Data about app and page elements
-----

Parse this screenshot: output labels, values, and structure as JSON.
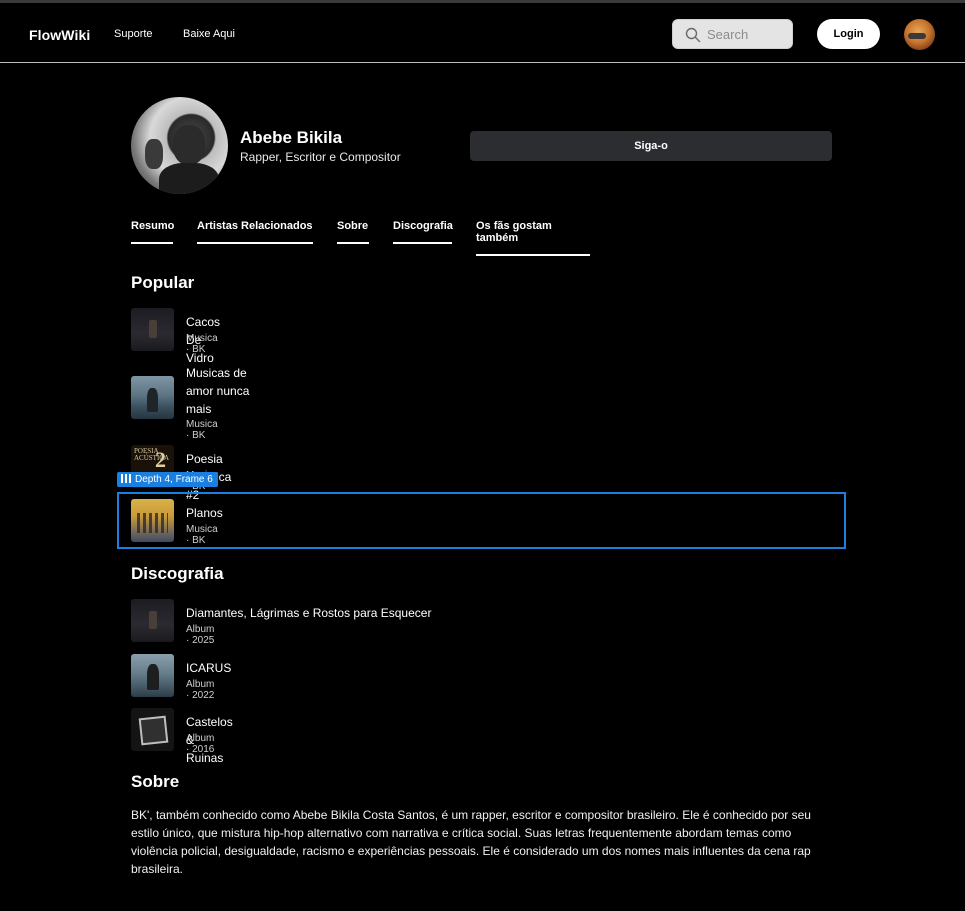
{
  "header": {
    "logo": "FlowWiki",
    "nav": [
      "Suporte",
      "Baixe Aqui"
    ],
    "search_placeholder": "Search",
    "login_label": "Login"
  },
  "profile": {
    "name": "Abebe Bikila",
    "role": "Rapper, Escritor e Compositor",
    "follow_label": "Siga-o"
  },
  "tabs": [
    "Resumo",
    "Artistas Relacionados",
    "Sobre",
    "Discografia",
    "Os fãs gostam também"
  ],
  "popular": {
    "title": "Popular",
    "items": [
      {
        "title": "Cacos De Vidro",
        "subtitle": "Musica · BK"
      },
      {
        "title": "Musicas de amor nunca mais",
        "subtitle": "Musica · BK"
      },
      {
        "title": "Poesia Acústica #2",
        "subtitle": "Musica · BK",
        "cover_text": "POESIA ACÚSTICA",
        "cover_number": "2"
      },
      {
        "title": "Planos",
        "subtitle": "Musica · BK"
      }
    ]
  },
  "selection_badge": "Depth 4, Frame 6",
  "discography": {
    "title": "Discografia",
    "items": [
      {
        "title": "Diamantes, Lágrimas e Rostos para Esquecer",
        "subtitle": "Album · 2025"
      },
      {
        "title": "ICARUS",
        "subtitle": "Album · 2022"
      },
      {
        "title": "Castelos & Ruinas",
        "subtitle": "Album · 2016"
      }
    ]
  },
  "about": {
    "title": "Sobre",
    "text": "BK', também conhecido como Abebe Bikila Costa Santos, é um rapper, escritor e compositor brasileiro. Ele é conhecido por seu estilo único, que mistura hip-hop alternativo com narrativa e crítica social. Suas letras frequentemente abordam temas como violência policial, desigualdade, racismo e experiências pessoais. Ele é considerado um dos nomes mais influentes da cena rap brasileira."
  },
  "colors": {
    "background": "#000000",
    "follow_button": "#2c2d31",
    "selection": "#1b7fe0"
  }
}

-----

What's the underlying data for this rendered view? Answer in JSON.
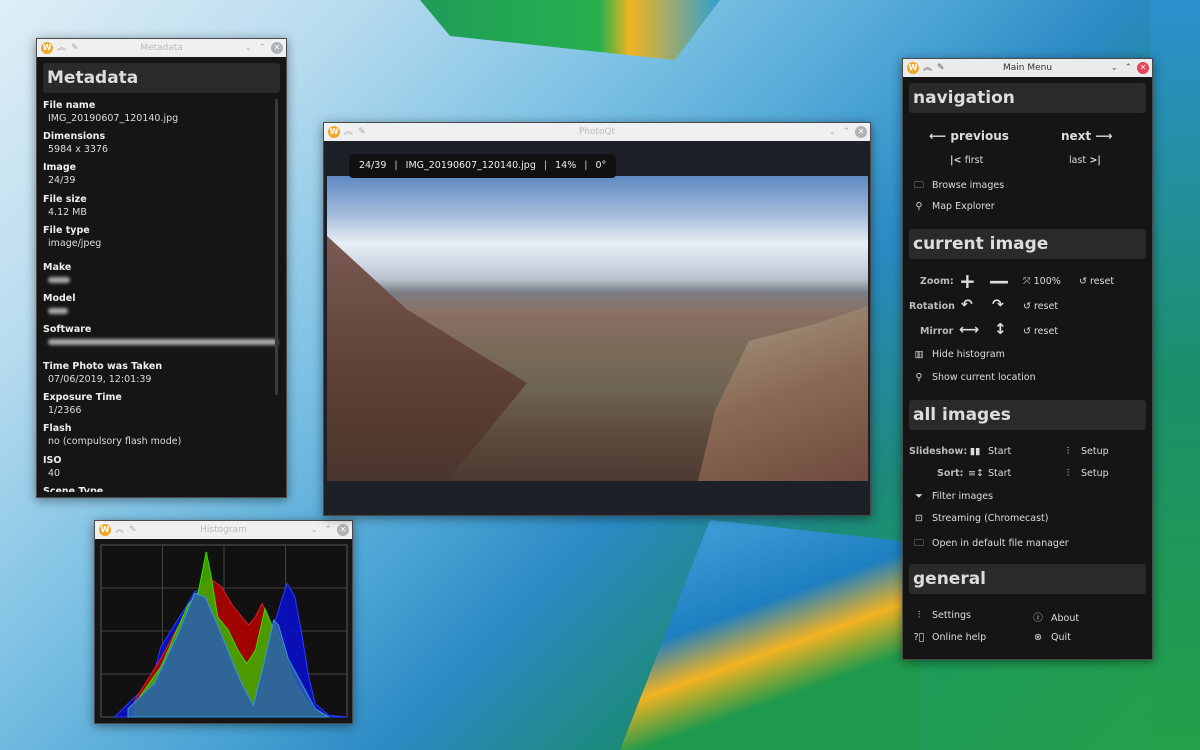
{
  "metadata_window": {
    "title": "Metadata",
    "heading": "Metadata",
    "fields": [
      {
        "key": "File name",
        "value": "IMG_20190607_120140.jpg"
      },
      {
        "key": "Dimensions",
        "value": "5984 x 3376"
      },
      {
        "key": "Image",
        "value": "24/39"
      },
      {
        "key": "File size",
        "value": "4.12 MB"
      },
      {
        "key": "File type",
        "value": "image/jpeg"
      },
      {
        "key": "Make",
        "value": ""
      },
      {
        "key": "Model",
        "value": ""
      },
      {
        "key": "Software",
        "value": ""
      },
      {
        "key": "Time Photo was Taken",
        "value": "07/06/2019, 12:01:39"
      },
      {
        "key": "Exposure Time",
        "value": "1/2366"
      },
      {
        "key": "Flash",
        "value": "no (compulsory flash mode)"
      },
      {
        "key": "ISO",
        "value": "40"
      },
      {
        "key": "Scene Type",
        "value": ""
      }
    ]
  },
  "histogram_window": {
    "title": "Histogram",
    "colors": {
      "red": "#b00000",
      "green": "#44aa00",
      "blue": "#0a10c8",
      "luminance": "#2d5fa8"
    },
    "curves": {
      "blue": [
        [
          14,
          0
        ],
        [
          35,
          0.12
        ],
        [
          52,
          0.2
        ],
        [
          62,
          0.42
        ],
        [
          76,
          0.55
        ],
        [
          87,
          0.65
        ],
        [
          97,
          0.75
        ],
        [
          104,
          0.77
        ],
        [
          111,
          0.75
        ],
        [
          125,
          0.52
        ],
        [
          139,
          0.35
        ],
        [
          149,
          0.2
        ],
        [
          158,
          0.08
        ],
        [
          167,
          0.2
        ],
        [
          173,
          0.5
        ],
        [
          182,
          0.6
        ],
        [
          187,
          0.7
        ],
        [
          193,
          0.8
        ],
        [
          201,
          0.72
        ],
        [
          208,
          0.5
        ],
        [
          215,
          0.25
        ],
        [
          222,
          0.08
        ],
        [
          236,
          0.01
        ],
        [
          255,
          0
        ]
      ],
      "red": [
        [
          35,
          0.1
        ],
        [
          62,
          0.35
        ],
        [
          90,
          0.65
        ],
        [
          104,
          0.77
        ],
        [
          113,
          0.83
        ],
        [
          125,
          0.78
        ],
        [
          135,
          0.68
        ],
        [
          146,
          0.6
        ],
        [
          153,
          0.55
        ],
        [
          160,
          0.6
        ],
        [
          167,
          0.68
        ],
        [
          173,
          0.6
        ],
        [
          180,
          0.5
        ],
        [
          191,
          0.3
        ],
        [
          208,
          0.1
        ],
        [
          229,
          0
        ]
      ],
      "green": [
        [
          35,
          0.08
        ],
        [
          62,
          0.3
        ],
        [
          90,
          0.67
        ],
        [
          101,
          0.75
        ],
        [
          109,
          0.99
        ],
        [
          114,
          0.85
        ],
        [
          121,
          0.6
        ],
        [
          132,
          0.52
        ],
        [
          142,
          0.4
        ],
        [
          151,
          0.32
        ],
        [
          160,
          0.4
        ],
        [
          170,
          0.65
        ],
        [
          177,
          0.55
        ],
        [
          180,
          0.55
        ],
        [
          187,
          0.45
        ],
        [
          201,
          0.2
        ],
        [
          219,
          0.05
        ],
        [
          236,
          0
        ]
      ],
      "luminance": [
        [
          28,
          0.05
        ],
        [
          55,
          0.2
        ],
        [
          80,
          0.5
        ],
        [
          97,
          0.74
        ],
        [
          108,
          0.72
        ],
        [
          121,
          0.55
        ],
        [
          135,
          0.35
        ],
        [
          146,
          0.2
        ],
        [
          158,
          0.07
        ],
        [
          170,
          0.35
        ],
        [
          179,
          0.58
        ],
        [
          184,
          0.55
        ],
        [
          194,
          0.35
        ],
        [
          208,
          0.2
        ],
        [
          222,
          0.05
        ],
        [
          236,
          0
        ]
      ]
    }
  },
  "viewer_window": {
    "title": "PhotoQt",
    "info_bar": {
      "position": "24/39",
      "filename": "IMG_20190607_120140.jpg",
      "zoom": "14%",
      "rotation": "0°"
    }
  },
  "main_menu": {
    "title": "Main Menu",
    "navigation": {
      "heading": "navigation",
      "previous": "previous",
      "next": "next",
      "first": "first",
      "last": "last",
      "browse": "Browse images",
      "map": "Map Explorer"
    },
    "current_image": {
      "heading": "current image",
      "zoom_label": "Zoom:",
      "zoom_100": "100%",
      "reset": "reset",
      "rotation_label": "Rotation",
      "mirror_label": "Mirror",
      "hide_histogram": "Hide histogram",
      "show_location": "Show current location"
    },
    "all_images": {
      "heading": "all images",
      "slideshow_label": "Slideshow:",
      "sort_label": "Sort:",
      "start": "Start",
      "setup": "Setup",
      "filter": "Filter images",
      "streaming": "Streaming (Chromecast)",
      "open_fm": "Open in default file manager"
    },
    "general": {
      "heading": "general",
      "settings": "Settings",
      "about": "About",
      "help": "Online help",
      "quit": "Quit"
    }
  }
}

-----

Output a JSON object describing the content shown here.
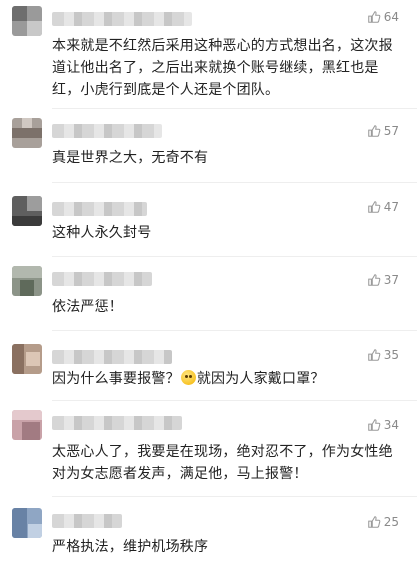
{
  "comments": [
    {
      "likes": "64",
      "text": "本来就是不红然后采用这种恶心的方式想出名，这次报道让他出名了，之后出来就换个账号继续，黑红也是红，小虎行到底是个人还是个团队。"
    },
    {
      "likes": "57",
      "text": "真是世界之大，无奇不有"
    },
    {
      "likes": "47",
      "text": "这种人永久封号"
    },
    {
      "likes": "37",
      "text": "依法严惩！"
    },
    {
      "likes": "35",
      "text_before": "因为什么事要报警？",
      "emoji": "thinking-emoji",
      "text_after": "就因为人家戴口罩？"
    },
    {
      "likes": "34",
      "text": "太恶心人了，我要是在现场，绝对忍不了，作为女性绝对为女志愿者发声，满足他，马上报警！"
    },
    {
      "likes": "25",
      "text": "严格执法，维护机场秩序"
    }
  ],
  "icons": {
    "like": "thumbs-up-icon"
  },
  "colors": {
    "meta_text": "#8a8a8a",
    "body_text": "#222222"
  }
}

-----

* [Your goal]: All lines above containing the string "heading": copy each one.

* [Answer to the exercise]:
    "heading": "Metadata",
      "heading": "navigation",
      "heading": "current image",
      "heading": "all images",
      "heading": "general",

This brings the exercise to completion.